● **Exercise details**
Print the records below exactly. Omit every picture.
* * * * * * *
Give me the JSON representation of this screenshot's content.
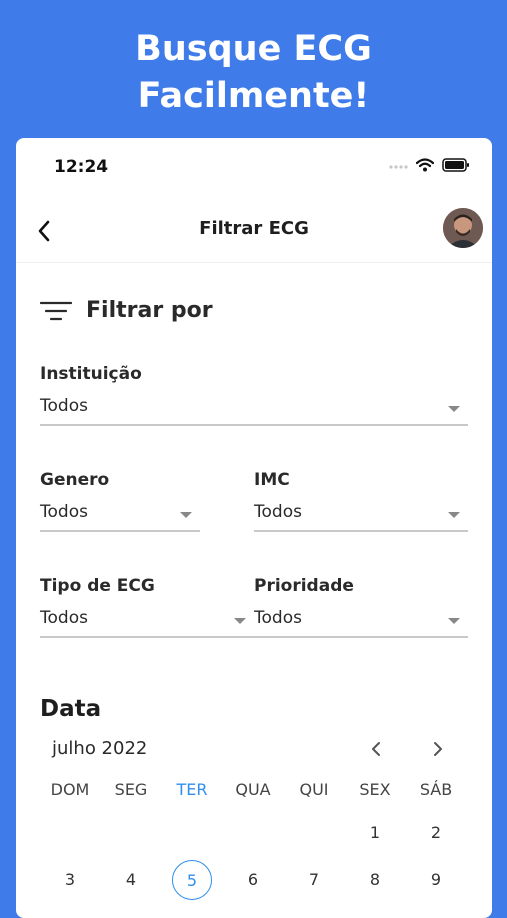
{
  "headline": {
    "line1": "Busque ECG",
    "line2": "Facilmente!"
  },
  "status_bar": {
    "time": "12:24",
    "icons": [
      "cellular-icon",
      "wifi-icon",
      "battery-icon"
    ]
  },
  "header": {
    "title": "Filtrar ECG",
    "back_icon": "chevron-left-icon",
    "avatar": "avatar"
  },
  "filter": {
    "heading": "Filtrar por",
    "icon": "filter-lines-icon",
    "instituicao": {
      "label": "Instituição",
      "value": "Todos"
    },
    "genero": {
      "label": "Genero",
      "value": "Todos"
    },
    "imc": {
      "label": "IMC",
      "value": "Todos"
    },
    "tipo_ecg": {
      "label": "Tipo de ECG",
      "value": "Todos"
    },
    "prioridade": {
      "label": "Prioridade",
      "value": "Todos"
    }
  },
  "calendar": {
    "title": "Data",
    "month": "julho 2022",
    "weekdays": [
      "DOM",
      "SEG",
      "TER",
      "QUA",
      "QUI",
      "SEX",
      "SÁB"
    ],
    "today_weekday": "TER",
    "weeks": [
      [
        "",
        "",
        "",
        "",
        "",
        "1",
        "2"
      ],
      [
        "3",
        "4",
        "5",
        "6",
        "7",
        "8",
        "9"
      ]
    ],
    "selected_day": "5"
  },
  "colors": {
    "background": "#3f7be9",
    "accent": "#2f8ef0"
  }
}
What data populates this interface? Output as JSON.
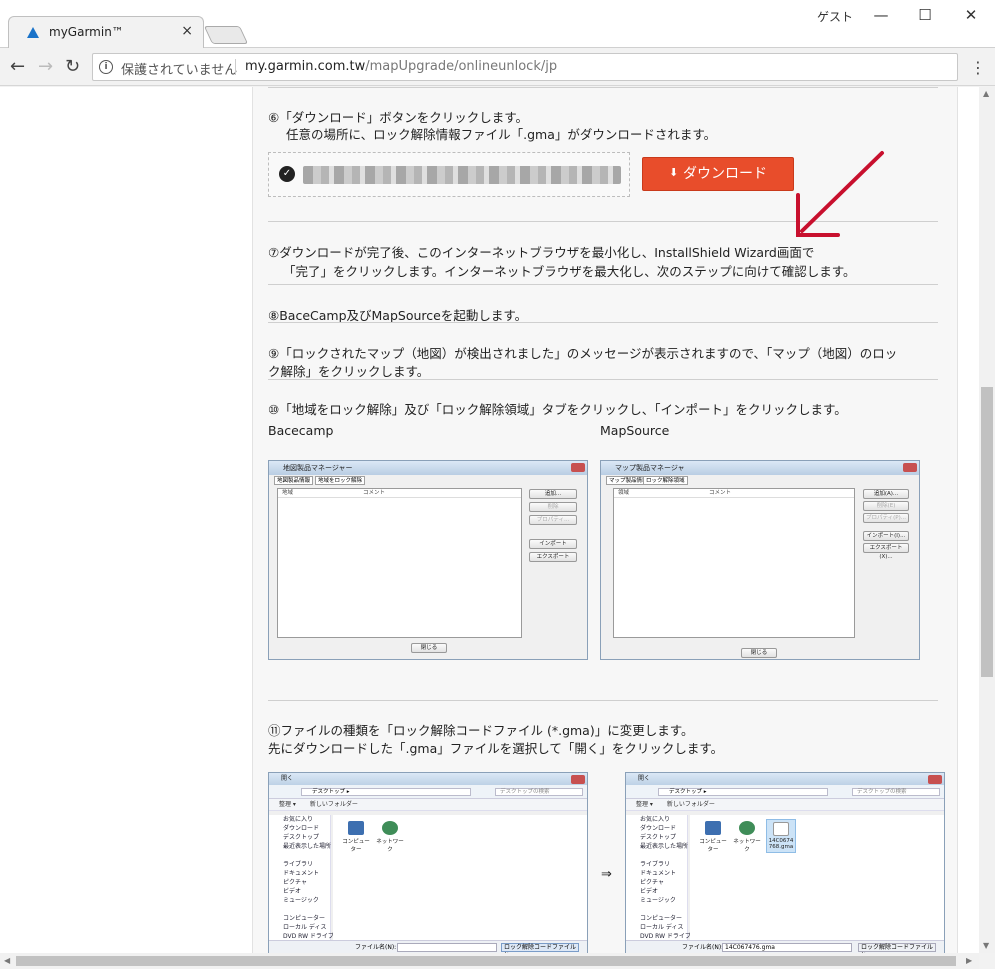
{
  "browser": {
    "tab_title": "myGarmin™",
    "tab_close": "×",
    "profile": "ゲスト",
    "window_controls": {
      "minimize": "—",
      "maximize": "☐",
      "close": "✕"
    },
    "nav": {
      "back": "←",
      "forward": "→",
      "reload": "↻"
    },
    "security_icon": "i",
    "security_text": "保護されていません",
    "url_host": "my.garmin.com.tw",
    "url_path": "/mapUpgrade/onlineunlock/jp",
    "menu": "⋮"
  },
  "steps": {
    "step6_line1": "⑥「ダウンロード」ボタンをクリックします。",
    "step6_line2": "任意の場所に、ロック解除情報ファイル「.gma」がダウンロードされます。",
    "download_button": "ダウンロード",
    "step7_line1": "⑦ダウンロードが完了後、このインターネットブラウザを最小化し、InstallShield Wizard画面で",
    "step7_line2": "「完了」をクリックします。インターネットブラウザを最大化し、次のステップに向けて確認します。",
    "step8": "⑧BaceCamp及びMapSourceを起動します。",
    "step9_line1": "⑨「ロックされたマップ（地図）が検出されました」のメッセージが表示されますので、「マップ（地図）のロッ",
    "step9_line2": "ク解除」をクリックします。",
    "step10": "⑩「地域をロック解除」及び「ロック解除領域」タブをクリックし、「インポート」をクリックします。",
    "label_basecamp": "Bacecamp",
    "label_mapsource": "MapSource",
    "step11_line1": "⑪ファイルの種類を「ロック解除コードファイル (*.gma)」に変更します。",
    "step11_line2": "先にダウンロードした「.gma」ファイルを選択して「開く」をクリックします。",
    "arrow": "⇒"
  },
  "basecamp_dialog": {
    "title": "地図製品マネージャー",
    "tab1": "地図製品情報",
    "tab2": "地域をロック解除",
    "col1": "地域",
    "col2": "コメント",
    "btn_add": "追加...",
    "btn_delete": "削除",
    "btn_props": "プロパティ...",
    "btn_import": "インポート",
    "btn_export": "エクスポート",
    "btn_close": "閉じる"
  },
  "mapsource_dialog": {
    "title": "マップ製品マネージャ",
    "tab1": "マップ製品情報",
    "tab2": "ロック解除領域",
    "col1": "領域",
    "col2": "コメント",
    "btn_add": "追加(A)...",
    "btn_delete": "削除(E)",
    "btn_props": "プロパティ(P)...",
    "btn_import": "インポート(I)...",
    "btn_export": "エクスポート(X)...",
    "btn_close": "閉じる"
  },
  "open_dialog": {
    "title": "開く",
    "path": "デスクトップ ▸",
    "search": "デスクトップの検索",
    "organize": "整理 ▾",
    "new_folder": "新しいフォルダー",
    "nav_items": [
      "お気に入り",
      "ダウンロード",
      "デスクトップ",
      "最近表示した場所",
      "",
      "ライブラリ",
      "ドキュメント",
      "ピクチャ",
      "ビデオ",
      "ミュージック",
      "",
      "コンピューター",
      "ローカル ディス",
      "DVD RW ドライブ"
    ],
    "file_computer": "コンピューター",
    "file_network": "ネットワーク",
    "file_gma": "14C0674768.gma",
    "filename_label": "ファイル名(N):",
    "filename_value_left": "",
    "filename_value_right": "14C067476.gma",
    "filetype": "ロック解除コードファイル (*.g ▾"
  },
  "colors": {
    "download_button": "#e84d2b",
    "pointer_arrow": "#c8102e",
    "page_bg": "#f7f7f7"
  }
}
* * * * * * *
● **Output**
Give me the JSON representation of this screenshot's content.
{
  "headline": {
    "line1": "Busque ECG",
    "line2": "Facilmente!"
  },
  "status_bar": {
    "time": "12:24",
    "icons": [
      "cellular-icon",
      "wifi-icon",
      "battery-icon"
    ]
  },
  "header": {
    "title": "Filtrar ECG",
    "back_icon": "chevron-left-icon",
    "avatar": "avatar"
  },
  "filter": {
    "heading": "Filtrar por",
    "icon": "filter-lines-icon",
    "instituicao": {
      "label": "Instituição",
      "value": "Todos"
    },
    "genero": {
      "label": "Genero",
      "value": "Todos"
    },
    "imc": {
      "label": "IMC",
      "value": "Todos"
    },
    "tipo_ecg": {
      "label": "Tipo de ECG",
      "value": "Todos"
    },
    "prioridade": {
      "label": "Prioridade",
      "value": "Todos"
    }
  },
  "calendar": {
    "title": "Data",
    "month": "julho 2022",
    "weekdays": [
      "DOM",
      "SEG",
      "TER",
      "QUA",
      "QUI",
      "SEX",
      "SÁB"
    ],
    "today_weekday": "TER",
    "weeks": [
      [
        "",
        "",
        "",
        "",
        "",
        "1",
        "2"
      ],
      [
        "3",
        "4",
        "5",
        "6",
        "7",
        "8",
        "9"
      ]
    ],
    "selected_day": "5"
  },
  "colors": {
    "background": "#3f7be9",
    "accent": "#2f8ef0"
  }
}
What data populates this interface? Output as JSON.
{
  "browser": {
    "tab_title": "myGarmin™",
    "tab_close": "×",
    "profile": "ゲスト",
    "window_controls": {
      "minimize": "—",
      "maximize": "☐",
      "close": "✕"
    },
    "nav": {
      "back": "←",
      "forward": "→",
      "reload": "↻"
    },
    "security_icon": "i",
    "security_text": "保護されていません",
    "url_host": "my.garmin.com.tw",
    "url_path": "/mapUpgrade/onlineunlock/jp",
    "menu": "⋮"
  },
  "steps": {
    "step6_line1": "⑥「ダウンロード」ボタンをクリックします。",
    "step6_line2": "任意の場所に、ロック解除情報ファイル「.gma」がダウンロードされます。",
    "download_button": "ダウンロード",
    "step7_line1": "⑦ダウンロードが完了後、このインターネットブラウザを最小化し、InstallShield Wizard画面で",
    "step7_line2": "「完了」をクリックします。インターネットブラウザを最大化し、次のステップに向けて確認します。",
    "step8": "⑧BaceCamp及びMapSourceを起動します。",
    "step9_line1": "⑨「ロックされたマップ（地図）が検出されました」のメッセージが表示されますので、「マップ（地図）のロッ",
    "step9_line2": "ク解除」をクリックします。",
    "step10": "⑩「地域をロック解除」及び「ロック解除領域」タブをクリックし、「インポート」をクリックします。",
    "label_basecamp": "Bacecamp",
    "label_mapsource": "MapSource",
    "step11_line1": "⑪ファイルの種類を「ロック解除コードファイル (*.gma)」に変更します。",
    "step11_line2": "先にダウンロードした「.gma」ファイルを選択して「開く」をクリックします。",
    "arrow": "⇒"
  },
  "basecamp_dialog": {
    "title": "地図製品マネージャー",
    "tab1": "地図製品情報",
    "tab2": "地域をロック解除",
    "col1": "地域",
    "col2": "コメント",
    "btn_add": "追加...",
    "btn_delete": "削除",
    "btn_props": "プロパティ...",
    "btn_import": "インポート",
    "btn_export": "エクスポート",
    "btn_close": "閉じる"
  },
  "mapsource_dialog": {
    "title": "マップ製品マネージャ",
    "tab1": "マップ製品情報",
    "tab2": "ロック解除領域",
    "col1": "領域",
    "col2": "コメント",
    "btn_add": "追加(A)...",
    "btn_delete": "削除(E)",
    "btn_props": "プロパティ(P)...",
    "btn_import": "インポート(I)...",
    "btn_export": "エクスポート(X)...",
    "btn_close": "閉じる"
  },
  "open_dialog": {
    "title": "開く",
    "path": "デスクトップ ▸",
    "search": "デスクトップの検索",
    "organize": "整理 ▾",
    "new_folder": "新しいフォルダー",
    "nav_items": [
      "お気に入り",
      "ダウンロード",
      "デスクトップ",
      "最近表示した場所",
      "",
      "ライブラリ",
      "ドキュメント",
      "ピクチャ",
      "ビデオ",
      "ミュージック",
      "",
      "コンピューター",
      "ローカル ディス",
      "DVD RW ドライブ"
    ],
    "file_computer": "コンピューター",
    "file_network": "ネットワーク",
    "file_gma": "14C0674768.gma",
    "filename_label": "ファイル名(N):",
    "filename_value_left": "",
    "filename_value_right": "14C067476.gma",
    "filetype": "ロック解除コードファイル (*.g ▾"
  },
  "colors": {
    "download_button": "#e84d2b",
    "pointer_arrow": "#c8102e",
    "page_bg": "#f7f7f7"
  }
}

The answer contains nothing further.